-- RECORD SET follows --

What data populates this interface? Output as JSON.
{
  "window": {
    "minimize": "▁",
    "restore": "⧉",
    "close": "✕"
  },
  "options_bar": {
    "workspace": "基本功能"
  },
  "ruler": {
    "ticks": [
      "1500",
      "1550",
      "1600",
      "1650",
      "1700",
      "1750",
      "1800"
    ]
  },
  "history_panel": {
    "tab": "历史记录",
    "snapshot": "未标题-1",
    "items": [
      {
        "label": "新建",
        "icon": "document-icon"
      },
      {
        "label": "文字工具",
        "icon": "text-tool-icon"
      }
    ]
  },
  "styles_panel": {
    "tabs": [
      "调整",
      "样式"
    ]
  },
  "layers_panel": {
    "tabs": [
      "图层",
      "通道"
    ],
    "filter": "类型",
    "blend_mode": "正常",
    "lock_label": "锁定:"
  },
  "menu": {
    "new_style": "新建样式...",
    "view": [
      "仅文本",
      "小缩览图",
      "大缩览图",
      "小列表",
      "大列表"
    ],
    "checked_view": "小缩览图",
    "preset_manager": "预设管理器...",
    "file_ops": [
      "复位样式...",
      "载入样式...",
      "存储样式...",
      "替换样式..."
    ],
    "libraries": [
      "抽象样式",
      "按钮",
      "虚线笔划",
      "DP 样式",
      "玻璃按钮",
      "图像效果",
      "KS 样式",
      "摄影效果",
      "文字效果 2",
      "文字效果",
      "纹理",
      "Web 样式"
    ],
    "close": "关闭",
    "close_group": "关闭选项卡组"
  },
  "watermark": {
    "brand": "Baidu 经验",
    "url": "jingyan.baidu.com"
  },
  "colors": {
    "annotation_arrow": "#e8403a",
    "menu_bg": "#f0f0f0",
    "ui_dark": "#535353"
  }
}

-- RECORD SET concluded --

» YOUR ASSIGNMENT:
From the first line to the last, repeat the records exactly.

» RESPONSE:
What data populates this interface? Output as JSON.
{
  "window": {
    "minimize": "▁",
    "restore": "⧉",
    "close": "✕"
  },
  "options_bar": {
    "workspace": "基本功能"
  },
  "ruler": {
    "ticks": [
      "1500",
      "1550",
      "1600",
      "1650",
      "1700",
      "1750",
      "1800"
    ]
  },
  "history_panel": {
    "tab": "历史记录",
    "snapshot": "未标题-1",
    "items": [
      {
        "label": "新建",
        "icon": "document-icon"
      },
      {
        "label": "文字工具",
        "icon": "text-tool-icon"
      }
    ]
  },
  "styles_panel": {
    "tabs": [
      "调整",
      "样式"
    ]
  },
  "layers_panel": {
    "tabs": [
      "图层",
      "通道"
    ],
    "filter": "类型",
    "blend_mode": "正常",
    "lock_label": "锁定:"
  },
  "menu": {
    "new_style": "新建样式...",
    "view": [
      "仅文本",
      "小缩览图",
      "大缩览图",
      "小列表",
      "大列表"
    ],
    "checked_view": "小缩览图",
    "preset_manager": "预设管理器...",
    "file_ops": [
      "复位样式...",
      "载入样式...",
      "存储样式...",
      "替换样式..."
    ],
    "libraries": [
      "抽象样式",
      "按钮",
      "虚线笔划",
      "DP 样式",
      "玻璃按钮",
      "图像效果",
      "KS 样式",
      "摄影效果",
      "文字效果 2",
      "文字效果",
      "纹理",
      "Web 样式"
    ],
    "close": "关闭",
    "close_group": "关闭选项卡组"
  },
  "watermark": {
    "brand": "Baidu 经验",
    "url": "jingyan.baidu.com"
  },
  "colors": {
    "annotation_arrow": "#e8403a",
    "menu_bg": "#f0f0f0",
    "ui_dark": "#535353"
  }
}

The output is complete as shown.